Shotgun barrel diameter is rated by "gauge", (also called "bore" in Europe and parts of Canada, or when referring to specially-chambered rifles using slug ammunition in these claibers). The lower the gauge the larger the barrel diameter. 12 gauge is the most popular size, with 20 and .410 Bore also being common. For disaster preparedness and home defense applications, 12 gauge is preferred due to its wide spread availability of parts and ammunition, with 20 gauge coming a rather close second.
Gauge is a traditional term which is used exclusively in shotguns in place of the more common measurement of "caliber". The gauge of the shotgun is calculated by the number of balls equal in diameter to the internal diameter of the barrel that are required to weighone pound. Thus, it takes a ball of lead 1/12th of a pound in weight to equal the bore diameter of a 12 gauge shotgun. A notable exception is the .410 cartridge, which is named according to traditional caliber designation - although it is actually larger than .410 inches, and several firearms have been produced which can fire .410 shotgun shells or .45-caliber pistol ammunition interchangeably.
The most common shotgun gauges are:
- 10 Gauge
- 12 Gauge
- 16 Gauge
- 20 Gauge
- .410 Bore

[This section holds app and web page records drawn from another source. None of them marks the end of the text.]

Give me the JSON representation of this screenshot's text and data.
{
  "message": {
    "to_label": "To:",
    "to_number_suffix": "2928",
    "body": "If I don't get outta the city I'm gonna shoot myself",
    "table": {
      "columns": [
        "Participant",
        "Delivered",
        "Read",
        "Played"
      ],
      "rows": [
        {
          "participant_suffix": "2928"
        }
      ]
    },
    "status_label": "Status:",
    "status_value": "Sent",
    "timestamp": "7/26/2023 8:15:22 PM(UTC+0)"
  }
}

Another unique trait of shotgun is a "choke" or narrowing of the barrel at the muzzle end effecting the pattern of shot being fired. Chokes constricts the shot so it does not spread apart till later in flight, thus giving it greater range when firing birdshot against say, flying fowl or clay pigeons. Chokes can either be a permanent modification to the barrel or as replaceable components (i.e. screw on chokes). Use of chokes are not recommended when firing slugs or speciality ammunition.

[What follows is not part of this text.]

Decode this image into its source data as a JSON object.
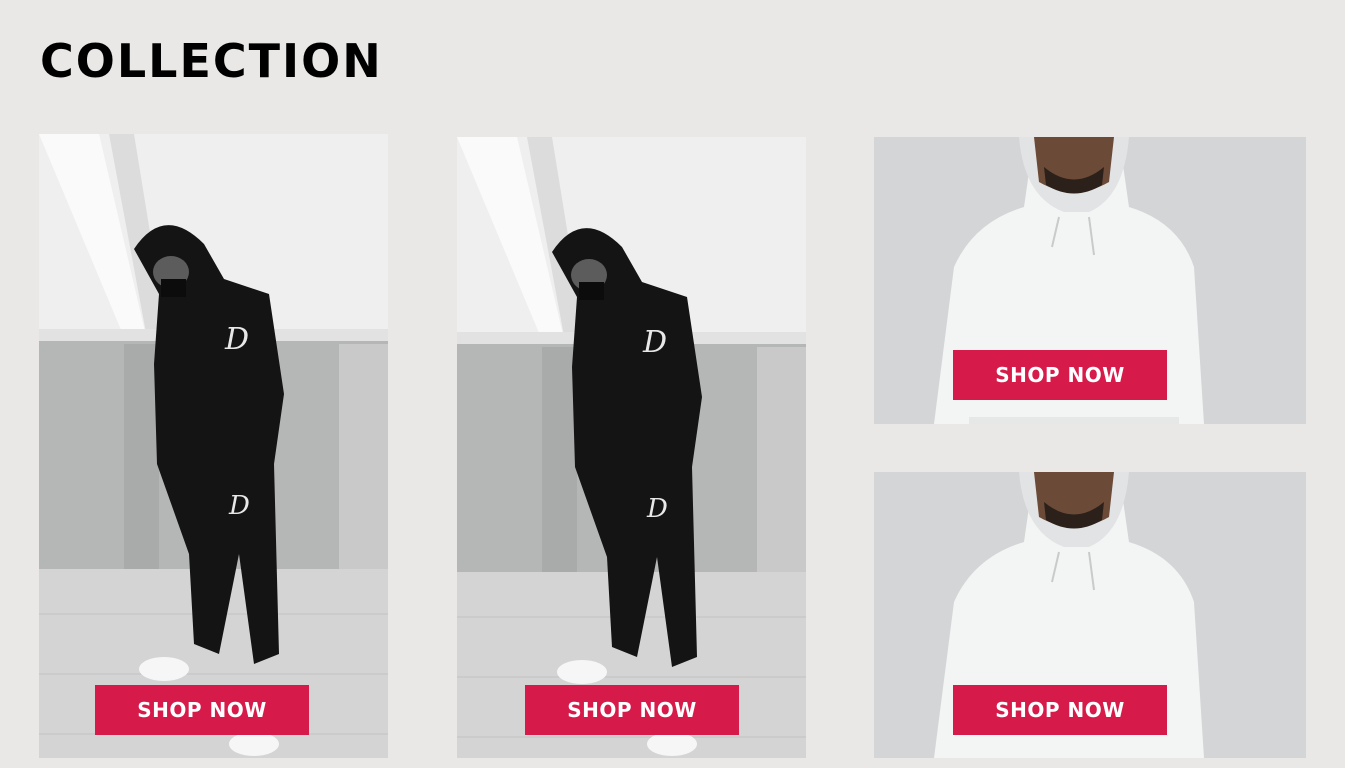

This is a barrel without any choking at all. Most "riot" or short barreled shotguns come with a plain cylinder bore allowing for the greatest spread of shot possible as soon as it leaves the barrel.
Improved cylinder choke has the least amount of constriction at the muzzle giving very wide dispersal but greater range than cylinder bore.
Modified choke gives a wider dispersal of shot than full choke, but is still fairly concentrated.
Full choke yield the most focused pattern, concentrating damage and extending range.
This is a list of notable shotguns, based on their popularity, versatility, or historic significance.
- Benelli M4 Tactical Shotgun - At $1,700 retail who can afford the new standard US military semi-auto shotgun?
- Mossberg 500 - An old favorite of hunters the Mossberg 590 is the upgraded military pump action version
- Remington 870 - The police standard pump action shotgun is also a favorite of hunters
- Saiga-12 - Russia's adaptation of the AK-47 into a semi-auto and fully automatic shotgun for police/military use
- Franchi SPAS-12 - Unique police/military semi-auto could switch to pump action for less lethal ammo, used in Terminator movie
- Winchester Model 12 - This pump action has become the Model 1200 and 1300 "Defender"
- Winchester M97 "Trench Gun" - Military version of the Winchester Model 1897, first sucessful pump action shotgun
- "Without a long gun (shotgun or rifle) you are nothing, worthless, you are waiting for death, any minute, any second." -- Aron Bielski
- "If you can choose what to bring to a fight, bring a long gun. And a friend with a long gun" - NRA Lifer
- Mossberg 500
- Remington 870
- Mossberg Maverick 88
- Mossberg 590
- Mossberg 930SPX
- Remington 11/70
- Remington 1100
- Handguns: Semi-Automatic Pistols, Revolvers
- Constitutional carry
- Invest in tangibles - buy Precious Metals (that is Copper-jacketed lead and Firearms)
- Police states-Nanny states violate the United States Constitution-Bill of Rights (especially Second Amendment and Fourth Amendment) and Citizen's Unalienable rights
- Second Amendment Gun rights versus Liberal Gun control
- Why do we own firearms? -- According to Thomas Jefferson it is as the final deterrent against potential Tyranny of government
- Boston T. Party’s State Firearms Laws Rankings from Boston's Gun Bible -- Vote with your Feet
- Boston's Gun Bible by Boston T. Party
- Boston T. Party's You & The Police